– Carolina will try to win the hidden yards game. By having Pharoh Cooper back deep returning punts, the Cats must be cognizant of his threat in the third phase. If the field is sloppy, special teams play will be magnified.
FOR KENTUCKY TO WIN
– Play an error free offensive game. This doesn’t mean a 100% pass completion percentage is in order to win the football game. Turnovers on the road lead to losses. UK cannot afford to give up a shortened field touchdown due to a fumble or interception. Again, if the field is sloppy, the winner of the turnover margin will win the football game.
– Win first down. See above. A plethora of Carolina 3rd and short yard situations will lead to extended drives. The defense has to stay off the field. In order for this to happen, the offense needs to help by sustaining drives. The Cats cannot afford to start multiple series in 2nd-10 situations. Last week, UK converted 5/14 third downs. In the game’s statistical analysis, improving the 35.7 3rd conversion ratio will be the most impactful. That percentage was highly influenced by its ineptness in second half, first down plays.
–More Boom, JoJo, and Mikel. Kentucky finished its opener with only 26 rushing attempts but did gain 178 yards. A 6.8 yards per attempt is commendable. To win, UK must establish its intent to run the football. Between the tackle carries also have to increase. Much of aiming point of the run game will be influenced by Carolina’s defensive scheme. However, the more successful the run game means less time for the defense to be on the field.
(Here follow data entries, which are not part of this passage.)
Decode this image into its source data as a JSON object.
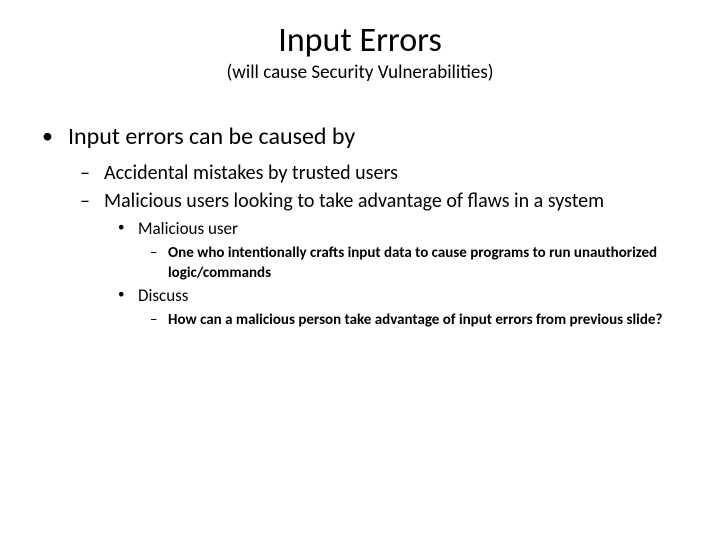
{
  "title": "Input Errors",
  "subtitle": "(will cause Security Vulnerabilities)",
  "l1": {
    "text": "Input errors can be caused by",
    "l2a": "Accidental mistakes by trusted users",
    "l2b": {
      "text": "Malicious users looking to take advantage of flaws in a system",
      "l3a": {
        "text": "Malicious user",
        "l4a": "One who intentionally crafts input data to cause programs to run unauthorized logic/commands"
      },
      "l3b": {
        "text": "Discuss",
        "l4a": "How can a malicious person take advantage of input errors from previous slide?"
      }
    }
  }
}
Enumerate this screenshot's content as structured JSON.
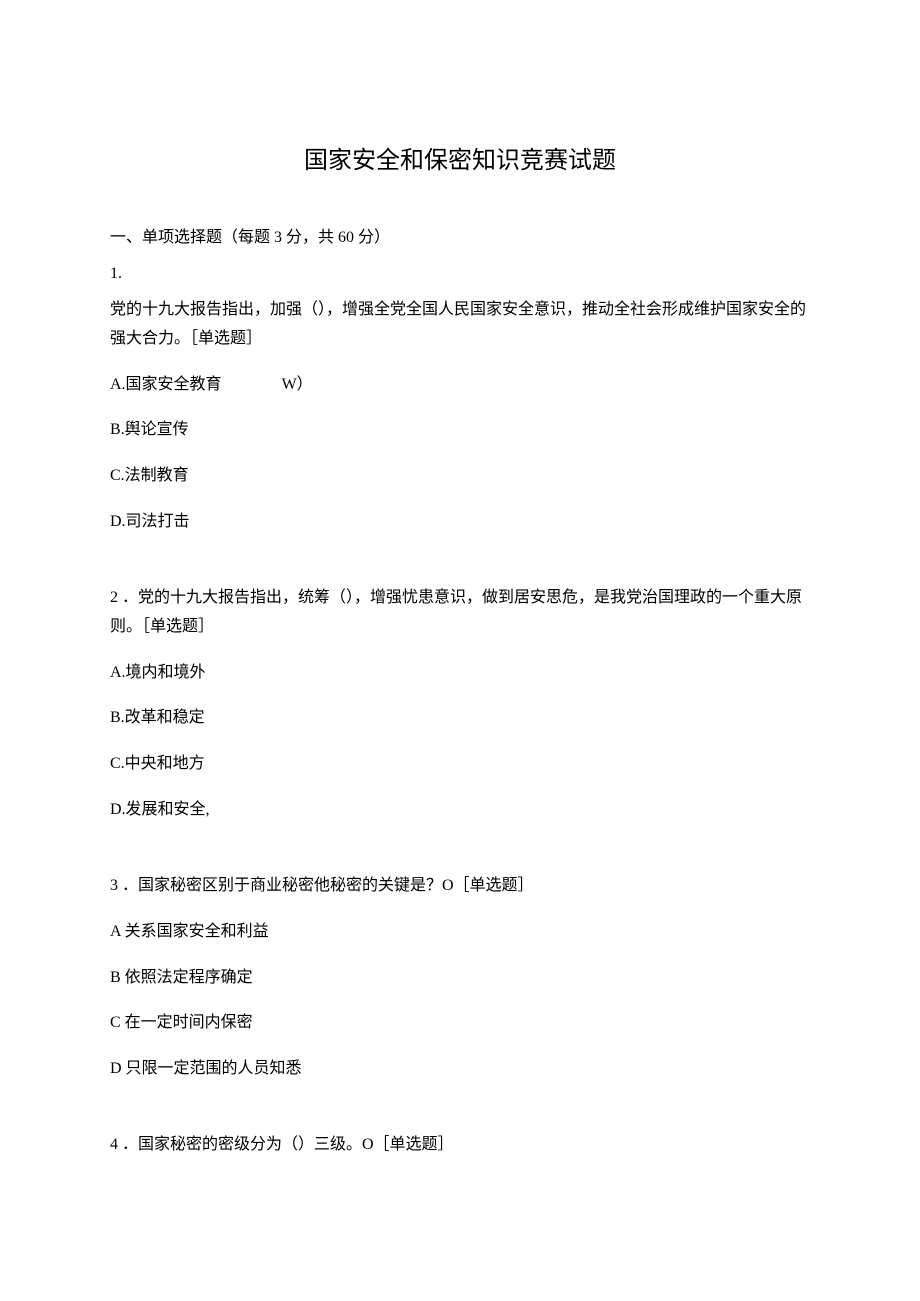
{
  "title": "国家安全和保密知识竞赛试题",
  "sectionHeader": "一、单项选择题（每题 3 分，共 60 分）",
  "q1": {
    "number": "1.",
    "text": "党的十九大报告指出，加强（），增强全党全国人民国家安全意识，推动全社会形成维护国家安全的强大合力。［单选题］",
    "optA_label": "A.国家安全教育",
    "optA_mark": "W）",
    "optB": "B.舆论宣传",
    "optC": "C.法制教育",
    "optD": "D.司法打击"
  },
  "q2": {
    "numberAndText": "2 ．党的十九大报告指出，统筹（），增强忧患意识，做到居安思危，是我党治国理政的一个重大原则。［单选题］",
    "optA": "A.境内和境外",
    "optB": "B.改革和稳定",
    "optC": "C.中央和地方",
    "optD": "D.发展和安全,"
  },
  "q3": {
    "numberAndText": "3 ．国家秘密区别于商业秘密他秘密的关键是？O［单选题］",
    "optA": "A 关系国家安全和利益",
    "optB": "B 依照法定程序确定",
    "optC": "C 在一定时间内保密",
    "optD": "D 只限一定范围的人员知悉"
  },
  "q4": {
    "numberAndText": "4 ．国家秘密的密级分为（）三级。O［单选题］"
  }
}
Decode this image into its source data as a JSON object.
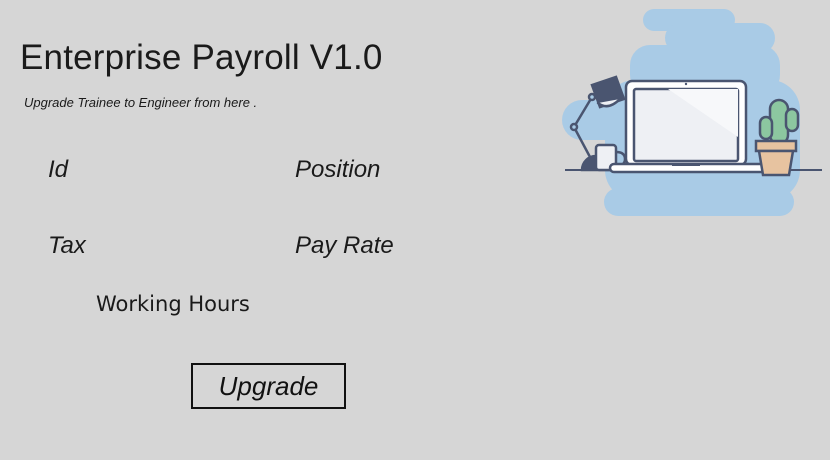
{
  "app": {
    "title": "Enterprise Payroll V1.0",
    "subtitle": "Upgrade Trainee to Engineer from here ."
  },
  "form": {
    "id_label": "Id",
    "position_label": "Position",
    "tax_label": "Tax",
    "pay_rate_label": "Pay Rate",
    "working_hours_label": "Working Hours"
  },
  "actions": {
    "upgrade_label": "Upgrade"
  },
  "illustration": {
    "icon": "workspace-laptop-illustration",
    "colors": {
      "background": "#d6d6d6",
      "blob": "#a9cbe6",
      "outline": "#4a5570",
      "screen": "#eef0f4",
      "cactus": "#8cc7a0",
      "pot": "#e7c3a0"
    }
  }
}
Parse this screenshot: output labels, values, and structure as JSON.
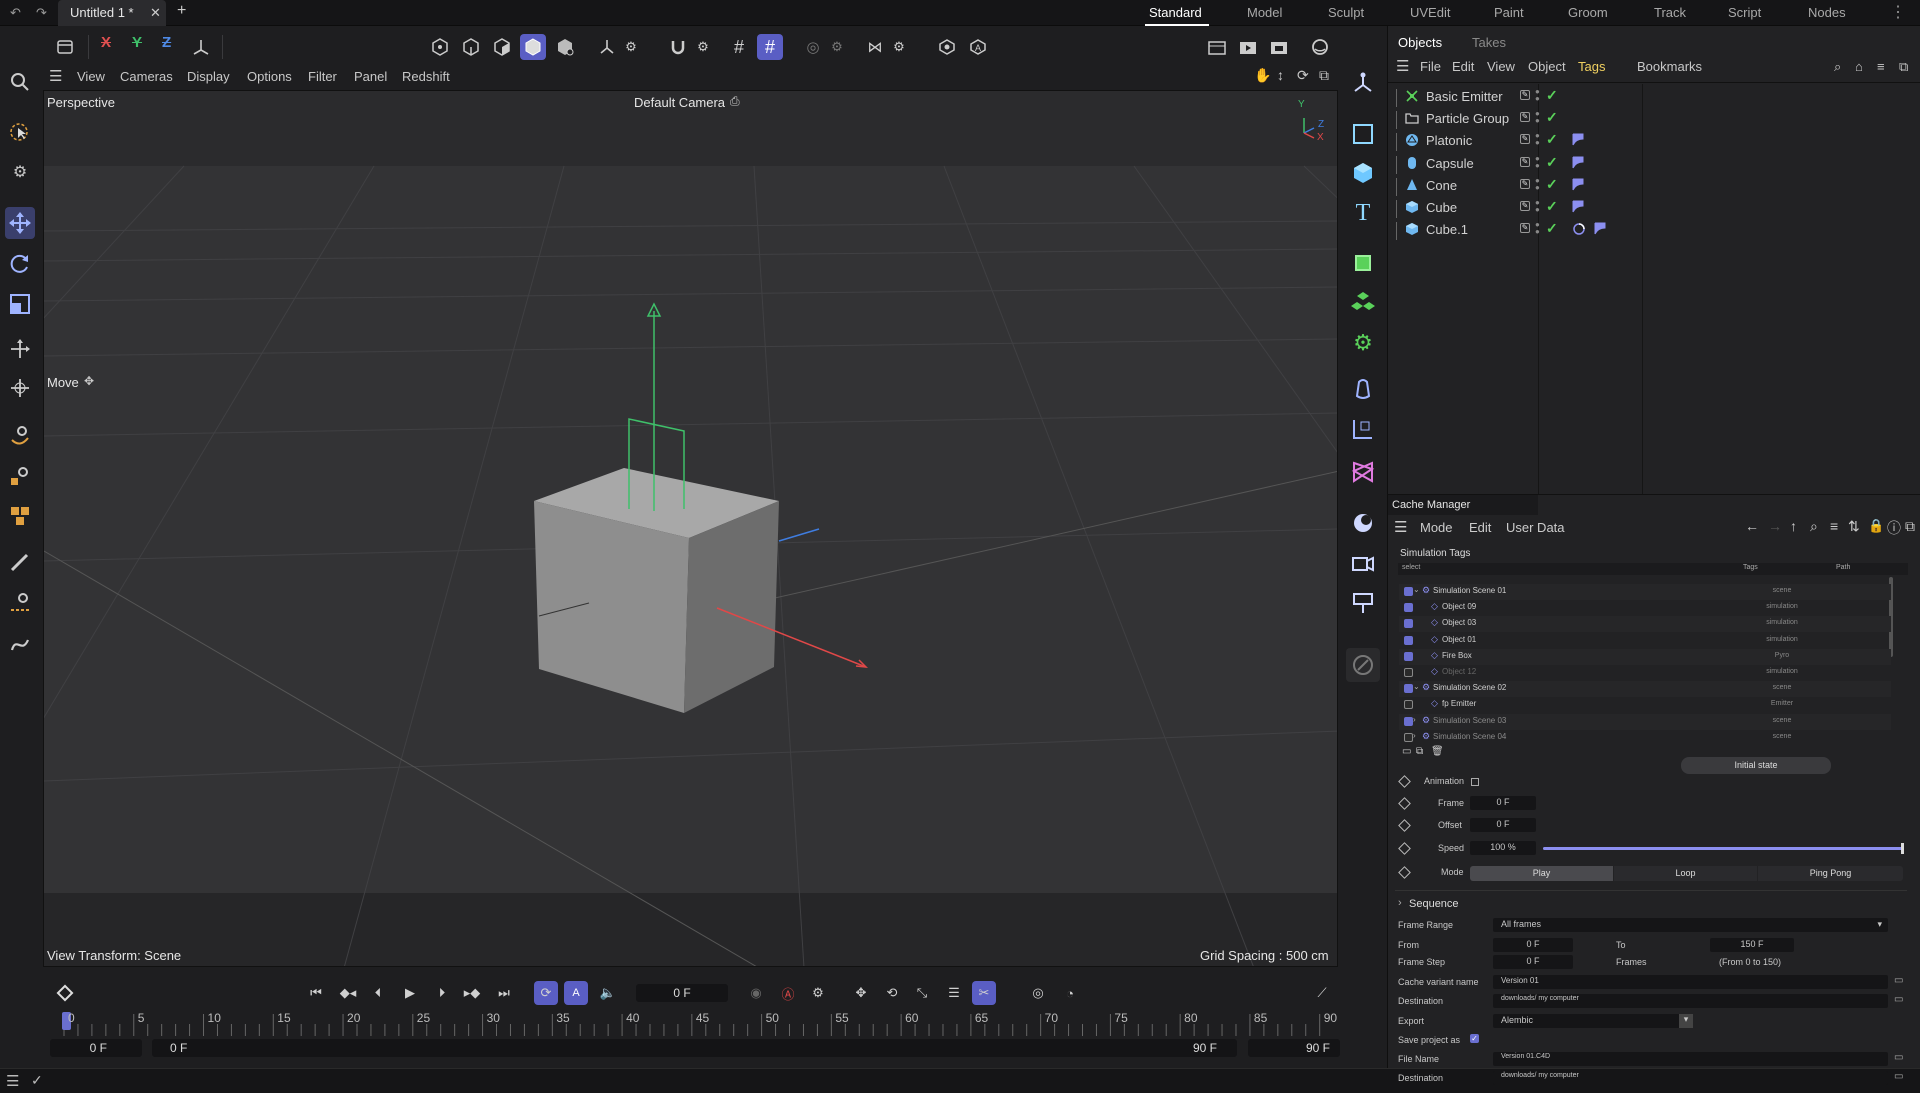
{
  "app": {
    "doc_tab": "Untitled 1 *",
    "layouts": [
      "Standard",
      "Model",
      "Sculpt",
      "UVEdit",
      "Paint",
      "Groom",
      "Track",
      "Script",
      "Nodes"
    ],
    "active_layout": "Standard"
  },
  "axis_toggles": {
    "x": "X",
    "y": "Y",
    "z": "Z"
  },
  "viewport": {
    "menu": [
      "View",
      "Cameras",
      "Display",
      "Options",
      "Filter",
      "Panel",
      "Redshift"
    ],
    "view_name": "Perspective",
    "camera": "Default Camera",
    "tool": "Move",
    "view_transform": "View Transform: Scene",
    "grid_spacing": "Grid Spacing : 500 cm",
    "axis_labels": {
      "y": "Y",
      "z": "Z",
      "x": "X"
    }
  },
  "timeline": {
    "current_frame": "0 F",
    "ticks": [
      "0",
      "5",
      "10",
      "15",
      "20",
      "25",
      "30",
      "35",
      "40",
      "45",
      "50",
      "55",
      "60",
      "65",
      "70",
      "75",
      "80",
      "85",
      "90"
    ],
    "start_min": "0 F",
    "start": "0 F",
    "end": "90 F",
    "end_max": "90 F"
  },
  "objects_panel": {
    "tabs": [
      "Objects",
      "Takes"
    ],
    "menu": [
      "File",
      "Edit",
      "View",
      "Object",
      "Tags",
      "Bookmarks"
    ],
    "active_menu": "Tags",
    "items": [
      {
        "name": "Basic Emitter",
        "icon": "emitter-icon"
      },
      {
        "name": "Particle Group",
        "icon": "folder-icon"
      },
      {
        "name": "Platonic",
        "icon": "platonic-icon"
      },
      {
        "name": "Capsule",
        "icon": "capsule-icon"
      },
      {
        "name": "Cone",
        "icon": "cone-icon"
      },
      {
        "name": "Cube",
        "icon": "cube-icon"
      },
      {
        "name": "Cube.1",
        "icon": "cube-icon"
      }
    ]
  },
  "cache_manager": {
    "title": "Cache Manager",
    "menu": [
      "Mode",
      "Edit",
      "User Data"
    ],
    "section": "Simulation Tags",
    "columns": {
      "select": "select",
      "tags": "Tags",
      "path": "Path"
    },
    "tree": [
      {
        "name": "Simulation Scene 01",
        "tag": "scene",
        "checked": true,
        "level": 0
      },
      {
        "name": "Object 09",
        "tag": "simulation",
        "checked": true,
        "level": 1
      },
      {
        "name": "Object 03",
        "tag": "simulation",
        "checked": true,
        "level": 1
      },
      {
        "name": "Object 01",
        "tag": "simulation",
        "checked": true,
        "level": 1
      },
      {
        "name": "Fire Box",
        "tag": "Pyro",
        "checked": true,
        "level": 1
      },
      {
        "name": "Object 12",
        "tag": "simulation",
        "checked": false,
        "level": 1
      },
      {
        "name": "Simulation Scene 02",
        "tag": "scene",
        "checked": true,
        "level": 0
      },
      {
        "name": "fp Emitter",
        "tag": "Emitter",
        "checked": false,
        "level": 1
      },
      {
        "name": "Simulation Scene 03",
        "tag": "scene",
        "checked": true,
        "level": 0
      },
      {
        "name": "Simulation Scene 04",
        "tag": "scene",
        "checked": false,
        "level": 0
      }
    ],
    "initial_state": "Initial state",
    "animation_label": "Animation",
    "frame_label": "Frame",
    "frame_value": "0 F",
    "offset_label": "Offset",
    "offset_value": "0 F",
    "speed_label": "Speed",
    "speed_value": "100 %",
    "speed_fraction": 1.0,
    "mode_label": "Mode",
    "mode_options": [
      "Play",
      "Loop",
      "Ping Pong"
    ],
    "mode_selected": "Play",
    "sequence_label": "Sequence",
    "frame_range_label": "Frame Range",
    "frame_range_value": "All frames",
    "from_label": "From",
    "from_value": "0 F",
    "to_label": "To",
    "to_value": "150 F",
    "frame_step_label": "Frame Step",
    "frame_step_value": "0 F",
    "frames_label": "Frames",
    "frames_info": "(From 0 to 150)",
    "cache_variant_label": "Cache variant name",
    "cache_variant_value": "Version 01",
    "destination_label": "Destination",
    "destination_value": "downloads/ my computer",
    "export_label": "Export",
    "export_value": "Alembic",
    "save_project_label": "Save project as",
    "file_name_label": "File Name",
    "file_name_value": "Version 01.C4D",
    "destination2_label": "Destination",
    "destination2_value": "downloads/ my computer"
  },
  "colors": {
    "accent": "#5a5ec4",
    "check": "#5ad15a",
    "axis_x": "#e04848",
    "axis_y": "#3fc06a",
    "axis_z": "#3f7de0"
  }
}
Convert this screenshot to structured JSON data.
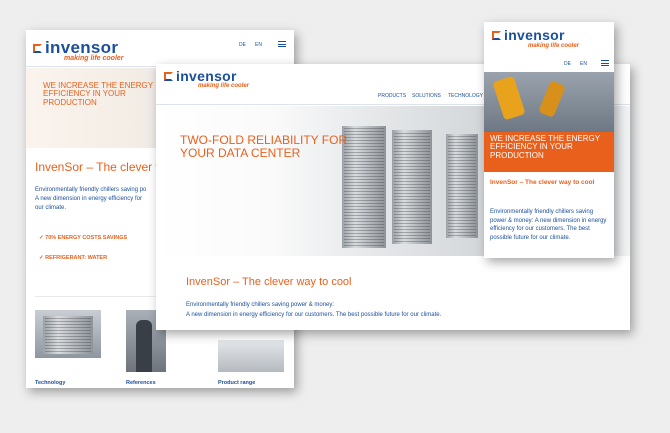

– Focus. Broad word, difficult task. When Louisiana had offensive success, it featured an abundance of motion and misdirection. These actions confused inexperienced players which led to defenders forgoing gap responsibility. To play effective defense, UK’s linebackers and defensive ends will be required to simply focus on their assignments and not be tempted by misdirection. This comes through experience and is easier said than done.
– Pitch and Catch. Patrick Towles’ 47.1 completion percentage is the most typed number in the 859. It was what it was. Moving on. If the long ball presents itself, UK still has to take its shots. If Carolina sits in a zone, then a higher completion rate is mandatory.
– Relax and play. The pressure of opening the new Commonwealth Stadium is in the rear view mirror. Seasonal grind is the new routine. Players move forward much quicker than fans and especially this novice media type. Going on the road can at times be easier than playing at home. How this young team reacts on its first road trip of the year will heavily factor in the final score.
Personnel wise, South Carolina will have the best football player on the field in Pharoh Cooper. Josh Forrest and Skai Moore are two of the SEC’s best linebackers. Potentially, Patrick Towles has the advantage at quarterback given that Saturday will be Connor Mitch’s first home start. Kentucky will go as Patrick Towles goes. High expectation brings on higher scrutiny. Not fair, but comes with the territory of being a SEC starting quarterback in a pass heavy offense. This game could very well easily turn into a track meet. A game in the 40’s is not out of the realm of possibility. If Carolina is successful in shortening the game by scoring touchdowns through prolonged drives, the final score could also be in the 20’s.
Weather will factor. Rain is in the forecast. A sloppy turf favors Carolina. As far as projection, this game is highly difficult to predict. Week one to week two improvement is normally the team’s most transitional period. Both teams have much to improve upon. South Carolina has an advantage given it had two additional days of practice.
To say that Kentucky doesn’t have a chance to leave Columbia with a win is overly simplistic. To expect UK to go into Williams-Brice Stadium and beat the Head Ball Coach is a tall but accomplishable task.